Lukka Chuppi, director Laxman Utekar's take on live-in relationships and marriage with an added flavour of small-town India, is a situational comedy from the onset, and one that largely sticks to that line. It may have its issues, but at the very least you chuckle multiple times through its 127-minute run time (I am looking at you
). And Utekar mostly succeeds in staying away from lecturing on morality.
Lukka Chuppi is a story of two journalists who meet as colleagues in Mathura. The large, joint family of Guddu Shukla (Kartik Aryan) owns a humble saree shop. The father of Rashmi Trivedi (Kriti Sanon) is a local politician who specifically targets young people in live-in relationships, a rather dark reference to a certain group that picks on couples during Valentine's Day. So when the duo, now stationed on work in Gwalior, decide to experiment with a live-in relationship to "practice" before marriage, the stage becomes set to lead both families into chaos.

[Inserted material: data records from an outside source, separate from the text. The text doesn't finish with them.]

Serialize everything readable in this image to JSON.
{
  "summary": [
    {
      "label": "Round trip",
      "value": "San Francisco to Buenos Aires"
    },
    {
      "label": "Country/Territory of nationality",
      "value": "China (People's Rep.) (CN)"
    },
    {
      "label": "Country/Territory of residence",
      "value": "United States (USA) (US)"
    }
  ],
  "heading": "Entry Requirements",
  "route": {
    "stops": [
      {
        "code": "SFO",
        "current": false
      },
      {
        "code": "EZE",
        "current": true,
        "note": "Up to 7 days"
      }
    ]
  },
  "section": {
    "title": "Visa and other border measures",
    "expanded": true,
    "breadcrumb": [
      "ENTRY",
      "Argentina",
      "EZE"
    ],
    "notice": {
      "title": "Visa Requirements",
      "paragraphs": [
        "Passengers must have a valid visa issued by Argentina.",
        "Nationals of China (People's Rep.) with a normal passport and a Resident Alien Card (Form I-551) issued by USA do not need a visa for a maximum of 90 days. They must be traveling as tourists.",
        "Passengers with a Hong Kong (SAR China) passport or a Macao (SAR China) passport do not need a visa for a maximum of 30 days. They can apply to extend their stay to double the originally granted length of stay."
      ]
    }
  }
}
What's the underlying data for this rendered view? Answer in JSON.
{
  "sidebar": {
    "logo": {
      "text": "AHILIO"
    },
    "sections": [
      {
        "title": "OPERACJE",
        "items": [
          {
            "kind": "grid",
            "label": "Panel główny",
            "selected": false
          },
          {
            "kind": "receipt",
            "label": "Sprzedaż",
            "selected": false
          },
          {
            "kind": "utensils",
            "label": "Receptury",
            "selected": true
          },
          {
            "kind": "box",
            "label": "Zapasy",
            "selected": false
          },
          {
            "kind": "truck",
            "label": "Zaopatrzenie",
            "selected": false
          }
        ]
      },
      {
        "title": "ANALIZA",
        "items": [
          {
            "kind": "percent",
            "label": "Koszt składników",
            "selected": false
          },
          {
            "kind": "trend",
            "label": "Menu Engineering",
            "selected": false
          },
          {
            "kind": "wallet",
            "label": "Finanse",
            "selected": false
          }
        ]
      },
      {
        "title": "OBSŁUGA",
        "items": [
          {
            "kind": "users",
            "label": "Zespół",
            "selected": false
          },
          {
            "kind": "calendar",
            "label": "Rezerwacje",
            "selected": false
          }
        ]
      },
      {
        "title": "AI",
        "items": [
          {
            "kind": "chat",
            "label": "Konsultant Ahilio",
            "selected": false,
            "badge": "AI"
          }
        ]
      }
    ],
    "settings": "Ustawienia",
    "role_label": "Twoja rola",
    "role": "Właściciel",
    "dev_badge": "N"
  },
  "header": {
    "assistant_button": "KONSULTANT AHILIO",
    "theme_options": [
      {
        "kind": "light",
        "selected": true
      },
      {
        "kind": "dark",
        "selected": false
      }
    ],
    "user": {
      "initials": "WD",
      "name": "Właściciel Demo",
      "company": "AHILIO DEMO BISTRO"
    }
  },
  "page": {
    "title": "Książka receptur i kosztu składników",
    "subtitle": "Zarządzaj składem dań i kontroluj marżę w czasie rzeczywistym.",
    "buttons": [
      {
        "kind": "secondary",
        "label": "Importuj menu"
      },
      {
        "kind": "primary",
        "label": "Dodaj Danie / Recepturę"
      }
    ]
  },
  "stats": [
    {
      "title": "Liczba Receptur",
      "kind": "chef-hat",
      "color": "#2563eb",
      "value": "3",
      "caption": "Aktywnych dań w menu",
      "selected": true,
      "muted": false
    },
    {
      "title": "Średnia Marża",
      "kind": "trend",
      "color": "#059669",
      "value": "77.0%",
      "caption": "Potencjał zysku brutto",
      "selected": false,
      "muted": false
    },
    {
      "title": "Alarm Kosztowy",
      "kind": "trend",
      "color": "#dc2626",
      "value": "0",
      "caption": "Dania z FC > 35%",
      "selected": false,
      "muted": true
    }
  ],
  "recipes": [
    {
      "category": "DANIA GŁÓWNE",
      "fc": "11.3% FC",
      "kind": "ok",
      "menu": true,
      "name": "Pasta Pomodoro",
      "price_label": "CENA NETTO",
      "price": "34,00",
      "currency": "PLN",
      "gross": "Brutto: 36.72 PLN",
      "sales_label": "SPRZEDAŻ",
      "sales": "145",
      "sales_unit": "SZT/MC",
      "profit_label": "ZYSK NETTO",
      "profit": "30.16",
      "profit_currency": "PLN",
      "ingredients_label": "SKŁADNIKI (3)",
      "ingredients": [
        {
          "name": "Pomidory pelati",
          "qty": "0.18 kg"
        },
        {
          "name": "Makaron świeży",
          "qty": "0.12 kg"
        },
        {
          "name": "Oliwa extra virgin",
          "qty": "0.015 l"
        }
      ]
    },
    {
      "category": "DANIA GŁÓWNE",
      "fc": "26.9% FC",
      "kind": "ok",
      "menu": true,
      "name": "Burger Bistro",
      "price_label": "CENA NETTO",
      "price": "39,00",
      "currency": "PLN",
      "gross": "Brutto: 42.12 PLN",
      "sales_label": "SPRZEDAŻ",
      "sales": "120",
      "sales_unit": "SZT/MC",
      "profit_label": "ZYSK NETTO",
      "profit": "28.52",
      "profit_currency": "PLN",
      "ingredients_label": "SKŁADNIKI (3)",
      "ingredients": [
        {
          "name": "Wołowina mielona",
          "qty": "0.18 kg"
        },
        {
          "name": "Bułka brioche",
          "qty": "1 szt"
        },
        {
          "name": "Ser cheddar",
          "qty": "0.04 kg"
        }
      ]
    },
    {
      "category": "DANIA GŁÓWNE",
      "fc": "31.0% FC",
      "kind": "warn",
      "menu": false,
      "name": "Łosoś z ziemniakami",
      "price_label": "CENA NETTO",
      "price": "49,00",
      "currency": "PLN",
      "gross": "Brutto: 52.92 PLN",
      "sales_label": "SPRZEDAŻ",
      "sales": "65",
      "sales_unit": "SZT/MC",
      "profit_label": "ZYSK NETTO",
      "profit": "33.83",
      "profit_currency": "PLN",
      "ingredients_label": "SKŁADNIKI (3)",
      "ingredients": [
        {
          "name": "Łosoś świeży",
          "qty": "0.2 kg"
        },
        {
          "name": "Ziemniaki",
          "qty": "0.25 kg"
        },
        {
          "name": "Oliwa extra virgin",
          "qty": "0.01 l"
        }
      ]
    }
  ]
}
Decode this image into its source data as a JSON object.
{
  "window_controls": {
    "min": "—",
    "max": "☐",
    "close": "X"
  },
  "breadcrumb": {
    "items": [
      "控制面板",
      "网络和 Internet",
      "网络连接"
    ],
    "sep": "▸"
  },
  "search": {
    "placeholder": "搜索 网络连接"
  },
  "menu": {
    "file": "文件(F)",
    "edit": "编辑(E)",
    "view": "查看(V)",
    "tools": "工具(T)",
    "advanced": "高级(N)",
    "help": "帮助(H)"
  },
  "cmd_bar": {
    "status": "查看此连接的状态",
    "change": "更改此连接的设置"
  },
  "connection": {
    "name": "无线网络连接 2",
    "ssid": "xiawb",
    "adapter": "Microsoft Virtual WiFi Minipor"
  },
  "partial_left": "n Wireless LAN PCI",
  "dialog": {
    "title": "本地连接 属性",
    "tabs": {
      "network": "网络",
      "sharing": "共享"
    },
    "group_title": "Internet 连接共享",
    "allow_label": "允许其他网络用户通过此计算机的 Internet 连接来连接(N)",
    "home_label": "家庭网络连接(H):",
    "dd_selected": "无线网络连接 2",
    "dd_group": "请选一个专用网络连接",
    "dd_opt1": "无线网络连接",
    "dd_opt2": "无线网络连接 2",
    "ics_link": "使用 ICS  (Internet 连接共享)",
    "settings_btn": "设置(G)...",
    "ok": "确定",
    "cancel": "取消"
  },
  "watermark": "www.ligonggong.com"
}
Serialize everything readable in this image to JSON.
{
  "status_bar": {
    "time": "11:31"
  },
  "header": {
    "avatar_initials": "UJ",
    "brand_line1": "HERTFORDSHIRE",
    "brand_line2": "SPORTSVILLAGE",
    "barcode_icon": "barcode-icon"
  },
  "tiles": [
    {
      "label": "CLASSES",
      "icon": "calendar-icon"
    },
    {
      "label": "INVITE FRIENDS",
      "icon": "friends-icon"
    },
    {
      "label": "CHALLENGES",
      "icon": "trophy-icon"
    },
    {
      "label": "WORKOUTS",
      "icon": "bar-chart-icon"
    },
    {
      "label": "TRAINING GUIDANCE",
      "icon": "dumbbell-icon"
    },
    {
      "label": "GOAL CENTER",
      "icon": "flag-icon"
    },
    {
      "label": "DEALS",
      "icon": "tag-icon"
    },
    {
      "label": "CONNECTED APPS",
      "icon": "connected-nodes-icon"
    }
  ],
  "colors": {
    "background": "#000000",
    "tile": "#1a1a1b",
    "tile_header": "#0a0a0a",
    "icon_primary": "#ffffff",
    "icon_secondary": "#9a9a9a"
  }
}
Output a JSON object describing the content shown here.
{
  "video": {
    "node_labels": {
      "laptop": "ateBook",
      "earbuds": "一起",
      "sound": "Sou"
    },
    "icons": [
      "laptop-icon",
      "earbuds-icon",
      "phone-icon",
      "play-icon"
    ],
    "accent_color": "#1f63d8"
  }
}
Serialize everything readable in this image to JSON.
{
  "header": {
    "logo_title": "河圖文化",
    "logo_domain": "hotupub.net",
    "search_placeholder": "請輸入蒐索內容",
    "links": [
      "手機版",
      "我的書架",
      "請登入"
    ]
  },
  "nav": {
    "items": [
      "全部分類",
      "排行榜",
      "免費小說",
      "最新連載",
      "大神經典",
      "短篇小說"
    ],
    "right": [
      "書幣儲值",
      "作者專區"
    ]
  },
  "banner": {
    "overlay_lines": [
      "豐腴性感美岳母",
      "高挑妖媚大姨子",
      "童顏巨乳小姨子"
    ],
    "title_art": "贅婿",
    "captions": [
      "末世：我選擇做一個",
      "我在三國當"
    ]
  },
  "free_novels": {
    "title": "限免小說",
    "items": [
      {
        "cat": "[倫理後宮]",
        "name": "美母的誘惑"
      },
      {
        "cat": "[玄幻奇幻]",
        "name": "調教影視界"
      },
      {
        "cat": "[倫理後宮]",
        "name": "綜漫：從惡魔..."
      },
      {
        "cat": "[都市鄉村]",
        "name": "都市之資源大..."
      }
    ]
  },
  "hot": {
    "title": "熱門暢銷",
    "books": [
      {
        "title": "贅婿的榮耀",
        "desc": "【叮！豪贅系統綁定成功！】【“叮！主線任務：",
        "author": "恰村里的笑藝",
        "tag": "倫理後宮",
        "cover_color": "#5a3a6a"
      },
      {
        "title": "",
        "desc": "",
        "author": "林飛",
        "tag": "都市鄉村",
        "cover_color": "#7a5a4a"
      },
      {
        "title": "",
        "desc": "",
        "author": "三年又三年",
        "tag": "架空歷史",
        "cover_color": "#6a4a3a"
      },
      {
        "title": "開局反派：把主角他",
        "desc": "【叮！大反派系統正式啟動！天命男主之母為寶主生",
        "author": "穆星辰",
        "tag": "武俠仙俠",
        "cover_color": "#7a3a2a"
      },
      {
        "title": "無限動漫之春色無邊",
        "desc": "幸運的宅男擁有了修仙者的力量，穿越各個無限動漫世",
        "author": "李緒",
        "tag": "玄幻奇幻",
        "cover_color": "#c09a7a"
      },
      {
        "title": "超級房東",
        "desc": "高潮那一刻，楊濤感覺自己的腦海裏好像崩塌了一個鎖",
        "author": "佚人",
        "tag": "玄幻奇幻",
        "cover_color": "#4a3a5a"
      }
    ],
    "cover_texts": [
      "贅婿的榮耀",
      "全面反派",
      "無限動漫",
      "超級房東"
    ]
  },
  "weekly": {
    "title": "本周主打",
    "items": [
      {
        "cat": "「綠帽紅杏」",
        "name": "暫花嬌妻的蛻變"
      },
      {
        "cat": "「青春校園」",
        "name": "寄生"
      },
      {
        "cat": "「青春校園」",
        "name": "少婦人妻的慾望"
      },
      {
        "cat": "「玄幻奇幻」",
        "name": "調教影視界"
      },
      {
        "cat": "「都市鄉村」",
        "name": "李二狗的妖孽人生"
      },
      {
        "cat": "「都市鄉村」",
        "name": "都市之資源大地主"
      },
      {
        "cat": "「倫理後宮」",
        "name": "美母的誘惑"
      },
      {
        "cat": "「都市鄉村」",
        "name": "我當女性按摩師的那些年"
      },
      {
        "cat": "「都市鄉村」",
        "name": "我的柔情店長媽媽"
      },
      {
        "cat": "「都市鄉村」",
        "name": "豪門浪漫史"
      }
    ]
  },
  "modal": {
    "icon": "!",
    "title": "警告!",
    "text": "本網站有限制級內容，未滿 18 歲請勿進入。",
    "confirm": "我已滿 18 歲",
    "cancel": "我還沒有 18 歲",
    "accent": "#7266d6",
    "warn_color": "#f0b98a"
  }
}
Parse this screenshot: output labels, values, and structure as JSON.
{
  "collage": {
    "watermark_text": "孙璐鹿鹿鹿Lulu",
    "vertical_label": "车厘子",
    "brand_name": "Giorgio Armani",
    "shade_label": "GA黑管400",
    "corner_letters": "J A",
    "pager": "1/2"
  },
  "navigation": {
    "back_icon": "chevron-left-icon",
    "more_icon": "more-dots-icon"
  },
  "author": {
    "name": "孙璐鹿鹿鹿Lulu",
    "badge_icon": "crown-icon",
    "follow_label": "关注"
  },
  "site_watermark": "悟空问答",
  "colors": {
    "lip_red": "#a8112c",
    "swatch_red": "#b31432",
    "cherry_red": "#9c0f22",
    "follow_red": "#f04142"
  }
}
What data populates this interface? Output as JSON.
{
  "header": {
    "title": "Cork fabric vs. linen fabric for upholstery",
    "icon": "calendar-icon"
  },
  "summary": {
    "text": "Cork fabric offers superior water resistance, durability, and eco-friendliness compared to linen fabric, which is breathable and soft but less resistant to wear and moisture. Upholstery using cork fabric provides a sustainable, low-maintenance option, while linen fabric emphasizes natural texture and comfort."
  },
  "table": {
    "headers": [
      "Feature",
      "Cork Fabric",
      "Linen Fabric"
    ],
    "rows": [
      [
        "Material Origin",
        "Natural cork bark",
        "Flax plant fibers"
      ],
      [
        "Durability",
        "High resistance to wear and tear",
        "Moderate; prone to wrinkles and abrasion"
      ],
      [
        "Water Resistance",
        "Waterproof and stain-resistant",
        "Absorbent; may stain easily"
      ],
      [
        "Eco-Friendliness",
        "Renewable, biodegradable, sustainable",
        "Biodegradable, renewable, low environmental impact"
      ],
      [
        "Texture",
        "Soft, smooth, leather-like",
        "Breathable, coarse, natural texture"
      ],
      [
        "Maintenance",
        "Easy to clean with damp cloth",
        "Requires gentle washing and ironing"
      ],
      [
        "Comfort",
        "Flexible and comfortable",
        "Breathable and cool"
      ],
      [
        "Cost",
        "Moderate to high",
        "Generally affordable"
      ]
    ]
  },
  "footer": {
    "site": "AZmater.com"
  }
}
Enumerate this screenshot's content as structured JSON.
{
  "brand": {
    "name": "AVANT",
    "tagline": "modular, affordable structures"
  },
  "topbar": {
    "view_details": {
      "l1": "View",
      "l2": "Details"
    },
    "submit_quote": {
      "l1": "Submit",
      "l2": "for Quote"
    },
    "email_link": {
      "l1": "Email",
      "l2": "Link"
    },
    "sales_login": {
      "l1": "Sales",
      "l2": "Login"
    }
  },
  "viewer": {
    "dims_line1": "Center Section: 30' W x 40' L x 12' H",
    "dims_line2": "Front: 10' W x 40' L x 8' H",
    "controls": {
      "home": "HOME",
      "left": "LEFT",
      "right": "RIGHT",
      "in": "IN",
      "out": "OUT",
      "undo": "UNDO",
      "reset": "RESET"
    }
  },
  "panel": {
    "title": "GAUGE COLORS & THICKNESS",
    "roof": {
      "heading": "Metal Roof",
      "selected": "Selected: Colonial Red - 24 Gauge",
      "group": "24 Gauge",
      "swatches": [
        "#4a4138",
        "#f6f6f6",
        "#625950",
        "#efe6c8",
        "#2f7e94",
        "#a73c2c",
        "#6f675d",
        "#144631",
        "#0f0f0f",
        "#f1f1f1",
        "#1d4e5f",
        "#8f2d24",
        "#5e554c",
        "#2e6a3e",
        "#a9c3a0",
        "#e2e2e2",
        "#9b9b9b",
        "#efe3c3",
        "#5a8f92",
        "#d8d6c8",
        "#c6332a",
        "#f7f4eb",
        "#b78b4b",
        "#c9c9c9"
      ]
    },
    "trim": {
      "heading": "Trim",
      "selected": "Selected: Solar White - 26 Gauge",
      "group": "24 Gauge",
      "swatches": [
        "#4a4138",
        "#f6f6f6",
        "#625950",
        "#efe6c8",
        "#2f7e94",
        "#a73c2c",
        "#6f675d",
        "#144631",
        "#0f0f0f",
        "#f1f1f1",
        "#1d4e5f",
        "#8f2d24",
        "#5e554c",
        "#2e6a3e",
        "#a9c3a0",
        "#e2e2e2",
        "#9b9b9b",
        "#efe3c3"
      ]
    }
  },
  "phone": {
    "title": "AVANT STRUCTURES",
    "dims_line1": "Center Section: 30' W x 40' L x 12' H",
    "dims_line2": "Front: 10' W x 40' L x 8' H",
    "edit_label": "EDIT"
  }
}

It all starts promisingly enough, but the relationship soon almost gets discovered by an annoying relative, and the hapless couple get involved in a massive cover-up. Tensions arise from their continued efforts to hide their situation, and everything blows up during a climactic Hindu mass wedding ceremony. Guddu's happy-go-lucky friend and cameraman Abbas (Aparshakti Khurana), who gets roped along into their plan, adds a good number of laughs all through.
The high point of the script is that it gets you rooting for the couple from the get-go. Kriti Sanon plays the happy, upbeat girl to perfection in the opening minutes of the movie, and Kartik Aryan slowly catches up. Their easy chemistry is enjoyable, and they play off each other to good effect for the majority of the movie, with a bit of help from Khurana in a few scenes. But the good news pretty much ends there. The film tries to tackle too many social issues, including religion, caste, economic differences, gender and moral activism, and even if it tries to do that in a light vein, it ends up being a bit much.
Then, the first half tends to meander at some points, and doesn't do a good enough job at showing how the couple fell for each other in the first place. They also don't blend too well into the small-town setting. A lot of the film's humour is also derived from situations that wouldn't normally arise in a small town, making them appear unnatural even if funny. And some of the gags get repetitive, like those involving the unmarried older brother. The second half is relatively well-paced, and the cast really gets to shine, but the writing comes off as a bit too preachy at the end.
Kartik Aryan seems a little out of place in a small-town setting, but he tries earnestly to deliver what the script demands of him. Kriti Sanon is vivacious and her performance feels effortless at times, but she too is caught in a similar trap, and comes off a little larger-than-life. Pankaj Tripathi plays the annoying brother-in-law as best as he can, but you get the feeling that his role could have been written better.
Vinay Pathak relishes the opportunity of playing an aging politician, an avatar we haven't seen him in before, and delivers a commanding performance. Aparshakti Khurana acts well on the whole, but stumbles at the comic bits in some scenes.
The music is largely a remix album, with all five tracks being reducia of popular songs - both old and new. The songs themselves don't feel too out of place - or artificially increase the length of the movie, since a couple of them are played during the credits.
Lukka Chuppi is unlikely to make it to your all-time favourite list, but if that's not too important a filter for you, can be a reasonably entertaining option this weekend.